Sea Viper (roller coaster)
The Sea Viper's station.
|Previously known as Corkscrew|
|Model||Loop & Corkscrew|
|Lift/launch system||Chain Lift Hill|
|Height||28 m (92 ft)|
|Length||600 m (2,000 ft)|
|Speed||70 km/h (43 mph)|
|Height restriction||130 cm (4 ft 3 in)|
|Sea Viper at RCDB
Pictures of Sea Viper at RCDB
In early 1982, Sea World opened the Corkscrew roller coaster. The ride was the first to feature three inversions in Australia and the second roller coaster for the theme park (the Thrillseeker opened one year prior). The Corkscrew was attributed to a 20% increase in attendance in the year after opening.
In 2005, Sea World approached Kumbak to develop a new train for the then Corkscrew roller coaster. Throughout 2009, the Corkscrew roller coaster was repainted from white to orange. In the middle of 2009, a sign appeared outside the attraction stating that Sea Viper, a "new ride experience", would be opening by summer. In November 2009, the Corkscrew roller coaster closed to allow the original Arrow Dynamics train to be replaced with a new low-profile train manufactured by KumbaK.
The ride begins with the train being sent down a small hill followed by a 180° turn to the right under the queue. A chain lift hill then takes riders up to a height of 28 metres (92 ft) before going down another small hill followed by a larger 180° turn. The track then drops to near ground level and enters a vertical loop. The ride then continues to run parallel to the station and up a hill before descending down a curved drop and into the double corkscrews. The second corkscrew passes directly under the Sea World Monorail System before curving up and back over it. The train's speed is reduced in a brake run before arriving back in the station.

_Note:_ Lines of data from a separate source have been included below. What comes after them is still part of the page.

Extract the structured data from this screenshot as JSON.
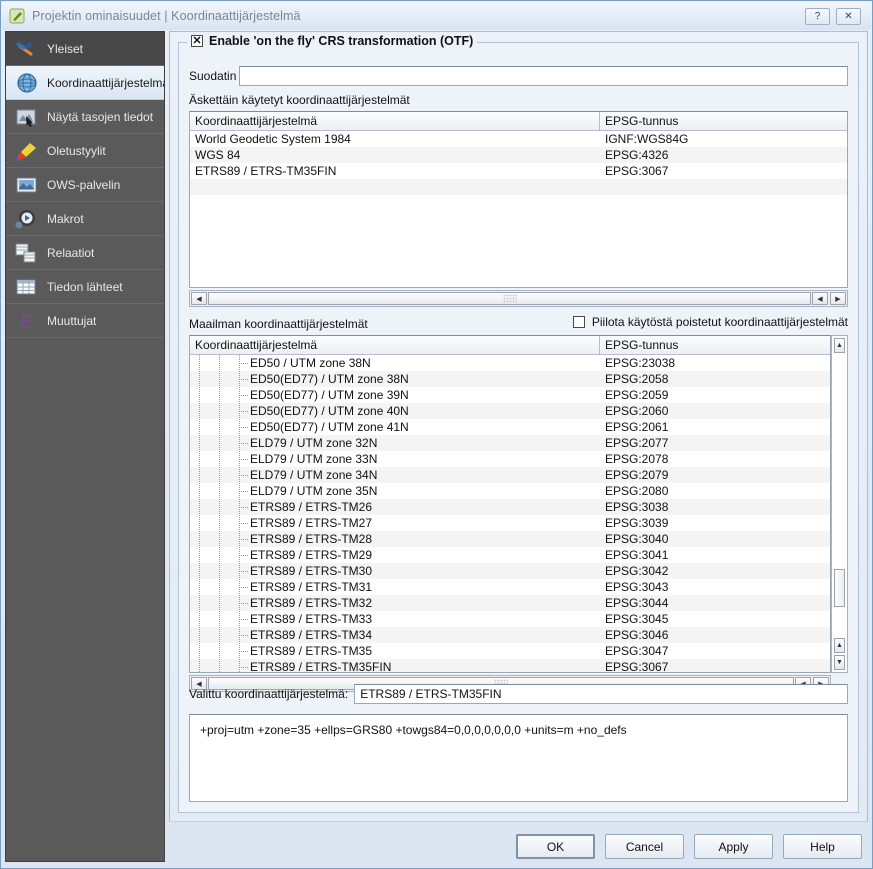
{
  "window": {
    "title": "Projektin ominaisuudet | Koordinaattijärjestelmä",
    "icon": "qgis-pencil-icon",
    "help_button": "?",
    "close_button": "✕"
  },
  "sidebar": {
    "items": [
      {
        "label": "Yleiset",
        "icon": "hammer-icon",
        "state": "hover"
      },
      {
        "label": "Koordinaattijärjestelmä",
        "icon": "globe-icon",
        "state": "selected"
      },
      {
        "label": "Näytä tasojen tiedot",
        "icon": "identify-icon",
        "state": "normal"
      },
      {
        "label": "Oletustyylit",
        "icon": "paintbrush-icon",
        "state": "normal"
      },
      {
        "label": "OWS-palvelin",
        "icon": "ows-server-icon",
        "state": "normal"
      },
      {
        "label": "Makrot",
        "icon": "macro-gear-icon",
        "state": "normal"
      },
      {
        "label": "Relaatiot",
        "icon": "relations-icon",
        "state": "normal"
      },
      {
        "label": "Tiedon lähteet",
        "icon": "datasources-grid-icon",
        "state": "normal"
      },
      {
        "label": "Muuttujat",
        "icon": "variables-icon",
        "state": "normal"
      }
    ]
  },
  "otf": {
    "label": "Enable 'on the fly' CRS transformation (OTF)",
    "checked": true
  },
  "filter": {
    "label": "Suodatin",
    "value": "",
    "placeholder": ""
  },
  "recent": {
    "section_label": "Äskettäin käytetyt koordinaattijärjestelmät",
    "columns": [
      "Koordinaattijärjestelmä",
      "EPSG-tunnus"
    ],
    "rows": [
      {
        "name": "World Geodetic System 1984",
        "code": "IGNF:WGS84G"
      },
      {
        "name": "WGS 84",
        "code": "EPSG:4326"
      },
      {
        "name": "ETRS89 / ETRS-TM35FIN",
        "code": "EPSG:3067"
      }
    ]
  },
  "world": {
    "section_label": "Maailman koordinaattijärjestelmät",
    "hide_deprecated": {
      "label": "Piilota käytöstä poistetut koordinaattijärjestelmät",
      "checked": false
    },
    "columns": [
      "Koordinaattijärjestelmä",
      "EPSG-tunnus"
    ],
    "rows": [
      {
        "name": "ED50 / UTM zone 38N",
        "code": "EPSG:23038"
      },
      {
        "name": "ED50(ED77) / UTM zone 38N",
        "code": "EPSG:2058"
      },
      {
        "name": "ED50(ED77) / UTM zone 39N",
        "code": "EPSG:2059"
      },
      {
        "name": "ED50(ED77) / UTM zone 40N",
        "code": "EPSG:2060"
      },
      {
        "name": "ED50(ED77) / UTM zone 41N",
        "code": "EPSG:2061"
      },
      {
        "name": "ELD79 / UTM zone 32N",
        "code": "EPSG:2077"
      },
      {
        "name": "ELD79 / UTM zone 33N",
        "code": "EPSG:2078"
      },
      {
        "name": "ELD79 / UTM zone 34N",
        "code": "EPSG:2079"
      },
      {
        "name": "ELD79 / UTM zone 35N",
        "code": "EPSG:2080"
      },
      {
        "name": "ETRS89 / ETRS-TM26",
        "code": "EPSG:3038"
      },
      {
        "name": "ETRS89 / ETRS-TM27",
        "code": "EPSG:3039"
      },
      {
        "name": "ETRS89 / ETRS-TM28",
        "code": "EPSG:3040"
      },
      {
        "name": "ETRS89 / ETRS-TM29",
        "code": "EPSG:3041"
      },
      {
        "name": "ETRS89 / ETRS-TM30",
        "code": "EPSG:3042"
      },
      {
        "name": "ETRS89 / ETRS-TM31",
        "code": "EPSG:3043"
      },
      {
        "name": "ETRS89 / ETRS-TM32",
        "code": "EPSG:3044"
      },
      {
        "name": "ETRS89 / ETRS-TM33",
        "code": "EPSG:3045"
      },
      {
        "name": "ETRS89 / ETRS-TM34",
        "code": "EPSG:3046"
      },
      {
        "name": "ETRS89 / ETRS-TM35",
        "code": "EPSG:3047"
      },
      {
        "name": "ETRS89 / ETRS-TM35FIN",
        "code": "EPSG:3067"
      }
    ]
  },
  "selected_crs": {
    "label": "Valittu koordinaattijärjestelmä:",
    "value": "ETRS89 / ETRS-TM35FIN"
  },
  "proj4": {
    "text": "+proj=utm +zone=35 +ellps=GRS80 +towgs84=0,0,0,0,0,0,0 +units=m +no_defs"
  },
  "buttons": {
    "ok": "OK",
    "cancel": "Cancel",
    "apply": "Apply",
    "help": "Help"
  },
  "scroll_icons": {
    "left": "◀",
    "right": "▶",
    "up": "▲",
    "down": "▼"
  },
  "colors": {
    "sidebar_bg": "#5a5a5a",
    "titlebar": "#e3ecf6",
    "panel_bg": "#eaf1f8",
    "list_bg": "#ffffff",
    "alt_row": "#f4f4f4",
    "frame": "#7a9ec2"
  }
}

A closeup of Sea Viper's train when it was on display at the IAAPA trade show in 2009
- Marden, Duane. "Sea Viper (Sea World)". Roller Coaster DataBase. Retrieved 17 March 2011.
- "Sea Viper (Sea World)". Parkz. Retrieved 17 March 2011.
- Sea World. "History and Development of Sea World". MyFun. Retrieved 17 March 2011.
- "Thrillseeker (Sea World)". Parkz. Retrieved 17 March 2011.
- "KumbaK makes comeback!". Park World Online. 1 November 2009. Retrieved 18 November 2011.
- "Sea World (AU) - Sea Viper (2009)". Kumbak. Retrieved 18 November 2011.
- "PhotoMaps by NearMap". Satellite imagery showing both trains. Near Map. 11 November 2009. Retrieved 16 March 2011.
- Sea World. "Sea Viper | Sea World". MyFun. Retrieved 17 March 2011.